• Assignment:
Your response should be the complete set of records, reproduced exactly.

(Excerpts from a dataset)
☆ ☆ ☆ ☆ ☆ ☆ ☆

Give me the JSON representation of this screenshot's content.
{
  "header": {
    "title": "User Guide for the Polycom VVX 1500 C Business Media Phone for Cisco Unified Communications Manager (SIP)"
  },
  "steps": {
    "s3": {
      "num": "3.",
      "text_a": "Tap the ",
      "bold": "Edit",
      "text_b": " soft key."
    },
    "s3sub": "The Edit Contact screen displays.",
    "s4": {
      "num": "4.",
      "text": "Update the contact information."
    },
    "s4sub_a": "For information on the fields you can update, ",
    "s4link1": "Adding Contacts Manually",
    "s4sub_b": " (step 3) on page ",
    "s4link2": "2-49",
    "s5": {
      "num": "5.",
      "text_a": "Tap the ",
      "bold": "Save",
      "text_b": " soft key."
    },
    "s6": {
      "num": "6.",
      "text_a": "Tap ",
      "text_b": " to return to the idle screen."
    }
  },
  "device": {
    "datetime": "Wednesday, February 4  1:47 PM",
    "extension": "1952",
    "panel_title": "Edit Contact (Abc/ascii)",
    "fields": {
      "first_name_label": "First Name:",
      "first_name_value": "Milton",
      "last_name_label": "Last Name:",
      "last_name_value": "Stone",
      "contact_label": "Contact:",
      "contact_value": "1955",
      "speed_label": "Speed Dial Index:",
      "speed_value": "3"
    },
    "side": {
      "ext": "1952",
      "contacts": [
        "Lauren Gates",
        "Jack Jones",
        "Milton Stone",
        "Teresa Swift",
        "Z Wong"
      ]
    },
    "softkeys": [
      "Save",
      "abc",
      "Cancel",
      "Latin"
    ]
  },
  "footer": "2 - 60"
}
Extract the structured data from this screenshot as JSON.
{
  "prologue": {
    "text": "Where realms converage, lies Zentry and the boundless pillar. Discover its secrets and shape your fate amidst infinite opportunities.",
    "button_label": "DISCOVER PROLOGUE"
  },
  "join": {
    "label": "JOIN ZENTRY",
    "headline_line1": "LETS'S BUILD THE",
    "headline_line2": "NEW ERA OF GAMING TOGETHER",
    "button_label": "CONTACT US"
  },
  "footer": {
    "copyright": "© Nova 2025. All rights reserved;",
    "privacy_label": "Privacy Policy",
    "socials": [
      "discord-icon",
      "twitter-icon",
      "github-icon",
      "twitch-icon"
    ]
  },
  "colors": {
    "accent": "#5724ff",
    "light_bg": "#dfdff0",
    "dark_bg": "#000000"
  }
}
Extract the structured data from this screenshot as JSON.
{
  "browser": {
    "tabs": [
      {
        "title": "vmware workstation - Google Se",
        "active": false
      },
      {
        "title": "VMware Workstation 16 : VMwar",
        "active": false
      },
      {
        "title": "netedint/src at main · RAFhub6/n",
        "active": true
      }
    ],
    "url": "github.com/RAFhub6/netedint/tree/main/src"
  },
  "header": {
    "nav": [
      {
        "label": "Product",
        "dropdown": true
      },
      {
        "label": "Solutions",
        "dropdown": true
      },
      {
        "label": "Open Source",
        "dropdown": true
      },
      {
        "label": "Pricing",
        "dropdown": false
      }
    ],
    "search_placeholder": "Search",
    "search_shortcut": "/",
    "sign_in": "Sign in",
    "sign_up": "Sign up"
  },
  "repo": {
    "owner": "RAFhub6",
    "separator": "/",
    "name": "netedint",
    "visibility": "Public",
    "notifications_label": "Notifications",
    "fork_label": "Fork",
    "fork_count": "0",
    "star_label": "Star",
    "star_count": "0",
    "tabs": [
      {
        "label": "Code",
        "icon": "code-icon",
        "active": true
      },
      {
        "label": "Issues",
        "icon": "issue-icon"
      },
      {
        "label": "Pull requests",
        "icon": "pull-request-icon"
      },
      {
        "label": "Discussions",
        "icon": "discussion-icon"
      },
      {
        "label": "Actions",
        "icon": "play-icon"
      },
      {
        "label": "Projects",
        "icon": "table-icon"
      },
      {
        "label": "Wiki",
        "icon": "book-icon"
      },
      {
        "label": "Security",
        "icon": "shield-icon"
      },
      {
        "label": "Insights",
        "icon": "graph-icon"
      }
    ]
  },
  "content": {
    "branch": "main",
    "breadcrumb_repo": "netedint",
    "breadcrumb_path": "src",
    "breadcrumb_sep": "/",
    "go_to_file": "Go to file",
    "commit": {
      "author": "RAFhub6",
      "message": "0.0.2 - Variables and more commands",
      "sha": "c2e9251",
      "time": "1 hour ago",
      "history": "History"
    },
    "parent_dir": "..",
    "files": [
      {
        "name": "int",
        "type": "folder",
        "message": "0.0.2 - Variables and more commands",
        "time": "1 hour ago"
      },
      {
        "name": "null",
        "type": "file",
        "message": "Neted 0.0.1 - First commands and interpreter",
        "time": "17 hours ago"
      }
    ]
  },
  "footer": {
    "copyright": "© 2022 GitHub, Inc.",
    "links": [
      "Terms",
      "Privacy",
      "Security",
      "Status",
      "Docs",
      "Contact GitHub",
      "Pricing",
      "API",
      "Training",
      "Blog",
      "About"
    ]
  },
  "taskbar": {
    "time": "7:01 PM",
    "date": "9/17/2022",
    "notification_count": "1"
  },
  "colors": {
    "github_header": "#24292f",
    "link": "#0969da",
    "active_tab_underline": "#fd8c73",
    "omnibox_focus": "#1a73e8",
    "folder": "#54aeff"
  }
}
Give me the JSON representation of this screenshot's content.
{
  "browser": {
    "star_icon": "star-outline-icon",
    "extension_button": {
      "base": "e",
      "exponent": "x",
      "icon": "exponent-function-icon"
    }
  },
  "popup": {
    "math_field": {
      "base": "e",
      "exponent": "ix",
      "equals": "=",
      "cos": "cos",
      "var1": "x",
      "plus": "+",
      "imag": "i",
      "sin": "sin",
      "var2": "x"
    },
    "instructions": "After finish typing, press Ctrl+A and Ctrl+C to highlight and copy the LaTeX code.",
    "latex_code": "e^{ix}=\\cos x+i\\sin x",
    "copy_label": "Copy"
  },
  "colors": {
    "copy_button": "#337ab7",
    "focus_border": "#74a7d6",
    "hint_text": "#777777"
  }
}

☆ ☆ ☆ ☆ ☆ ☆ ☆

• Solution below:
Give me the JSON representation of this screenshot's content.
{
  "header": {
    "title": "User Guide for the Polycom VVX 1500 C Business Media Phone for Cisco Unified Communications Manager (SIP)"
  },
  "steps": {
    "s3": {
      "num": "3.",
      "text_a": "Tap the ",
      "bold": "Edit",
      "text_b": " soft key."
    },
    "s3sub": "The Edit Contact screen displays.",
    "s4": {
      "num": "4.",
      "text": "Update the contact information."
    },
    "s4sub_a": "For information on the fields you can update, ",
    "s4link1": "Adding Contacts Manually",
    "s4sub_b": " (step 3) on page ",
    "s4link2": "2-49",
    "s5": {
      "num": "5.",
      "text_a": "Tap the ",
      "bold": "Save",
      "text_b": " soft key."
    },
    "s6": {
      "num": "6.",
      "text_a": "Tap ",
      "text_b": " to return to the idle screen."
    }
  },
  "device": {
    "datetime": "Wednesday, February 4  1:47 PM",
    "extension": "1952",
    "panel_title": "Edit Contact (Abc/ascii)",
    "fields": {
      "first_name_label": "First Name:",
      "first_name_value": "Milton",
      "last_name_label": "Last Name:",
      "last_name_value": "Stone",
      "contact_label": "Contact:",
      "contact_value": "1955",
      "speed_label": "Speed Dial Index:",
      "speed_value": "3"
    },
    "side": {
      "ext": "1952",
      "contacts": [
        "Lauren Gates",
        "Jack Jones",
        "Milton Stone",
        "Teresa Swift",
        "Z Wong"
      ]
    },
    "softkeys": [
      "Save",
      "abc",
      "Cancel",
      "Latin"
    ]
  },
  "footer": "2 - 60"
}
Extract the structured data from this screenshot as JSON.
{
  "prologue": {
    "text": "Where realms converage, lies Zentry and the boundless pillar. Discover its secrets and shape your fate amidst infinite opportunities.",
    "button_label": "DISCOVER PROLOGUE"
  },
  "join": {
    "label": "JOIN ZENTRY",
    "headline_line1": "LETS'S BUILD THE",
    "headline_line2": "NEW ERA OF GAMING TOGETHER",
    "button_label": "CONTACT US"
  },
  "footer": {
    "copyright": "© Nova 2025. All rights reserved;",
    "privacy_label": "Privacy Policy",
    "socials": [
      "discord-icon",
      "twitter-icon",
      "github-icon",
      "twitch-icon"
    ]
  },
  "colors": {
    "accent": "#5724ff",
    "light_bg": "#dfdff0",
    "dark_bg": "#000000"
  }
}
Extract the structured data from this screenshot as JSON.
{
  "browser": {
    "tabs": [
      {
        "title": "vmware workstation - Google Se",
        "active": false
      },
      {
        "title": "VMware Workstation 16 : VMwar",
        "active": false
      },
      {
        "title": "netedint/src at main · RAFhub6/n",
        "active": true
      }
    ],
    "url": "github.com/RAFhub6/netedint/tree/main/src"
  },
  "header": {
    "nav": [
      {
        "label": "Product",
        "dropdown": true
      },
      {
        "label": "Solutions",
        "dropdown": true
      },
      {
        "label": "Open Source",
        "dropdown": true
      },
      {
        "label": "Pricing",
        "dropdown": false
      }
    ],
    "search_placeholder": "Search",
    "search_shortcut": "/",
    "sign_in": "Sign in",
    "sign_up": "Sign up"
  },
  "repo": {
    "owner": "RAFhub6",
    "separator": "/",
    "name": "netedint",
    "visibility": "Public",
    "notifications_label": "Notifications",
    "fork_label": "Fork",
    "fork_count": "0",
    "star_label": "Star",
    "star_count": "0",
    "tabs": [
      {
        "label": "Code",
        "icon": "code-icon",
        "active": true
      },
      {
        "label": "Issues",
        "icon": "issue-icon"
      },
      {
        "label": "Pull requests",
        "icon": "pull-request-icon"
      },
      {
        "label": "Discussions",
        "icon": "discussion-icon"
      },
      {
        "label": "Actions",
        "icon": "play-icon"
      },
      {
        "label": "Projects",
        "icon": "table-icon"
      },
      {
        "label": "Wiki",
        "icon": "book-icon"
      },
      {
        "label": "Security",
        "icon": "shield-icon"
      },
      {
        "label": "Insights",
        "icon": "graph-icon"
      }
    ]
  },
  "content": {
    "branch": "main",
    "breadcrumb_repo": "netedint",
    "breadcrumb_path": "src",
    "breadcrumb_sep": "/",
    "go_to_file": "Go to file",
    "commit": {
      "author": "RAFhub6",
      "message": "0.0.2 - Variables and more commands",
      "sha": "c2e9251",
      "time": "1 hour ago",
      "history": "History"
    },
    "parent_dir": "..",
    "files": [
      {
        "name": "int",
        "type": "folder",
        "message": "0.0.2 - Variables and more commands",
        "time": "1 hour ago"
      },
      {
        "name": "null",
        "type": "file",
        "message": "Neted 0.0.1 - First commands and interpreter",
        "time": "17 hours ago"
      }
    ]
  },
  "footer": {
    "copyright": "© 2022 GitHub, Inc.",
    "links": [
      "Terms",
      "Privacy",
      "Security",
      "Status",
      "Docs",
      "Contact GitHub",
      "Pricing",
      "API",
      "Training",
      "Blog",
      "About"
    ]
  },
  "taskbar": {
    "time": "7:01 PM",
    "date": "9/17/2022",
    "notification_count": "1"
  },
  "colors": {
    "github_header": "#24292f",
    "link": "#0969da",
    "active_tab_underline": "#fd8c73",
    "omnibox_focus": "#1a73e8",
    "folder": "#54aeff"
  }
}
Give me the JSON representation of this screenshot's content.
{
  "browser": {
    "star_icon": "star-outline-icon",
    "extension_button": {
      "base": "e",
      "exponent": "x",
      "icon": "exponent-function-icon"
    }
  },
  "popup": {
    "math_field": {
      "base": "e",
      "exponent": "ix",
      "equals": "=",
      "cos": "cos",
      "var1": "x",
      "plus": "+",
      "imag": "i",
      "sin": "sin",
      "var2": "x"
    },
    "instructions": "After finish typing, press Ctrl+A and Ctrl+C to highlight and copy the LaTeX code.",
    "latex_code": "e^{ix}=\\cos x+i\\sin x",
    "copy_label": "Copy"
  },
  "colors": {
    "copy_button": "#337ab7",
    "focus_border": "#74a7d6",
    "hint_text": "#777777"
  }
}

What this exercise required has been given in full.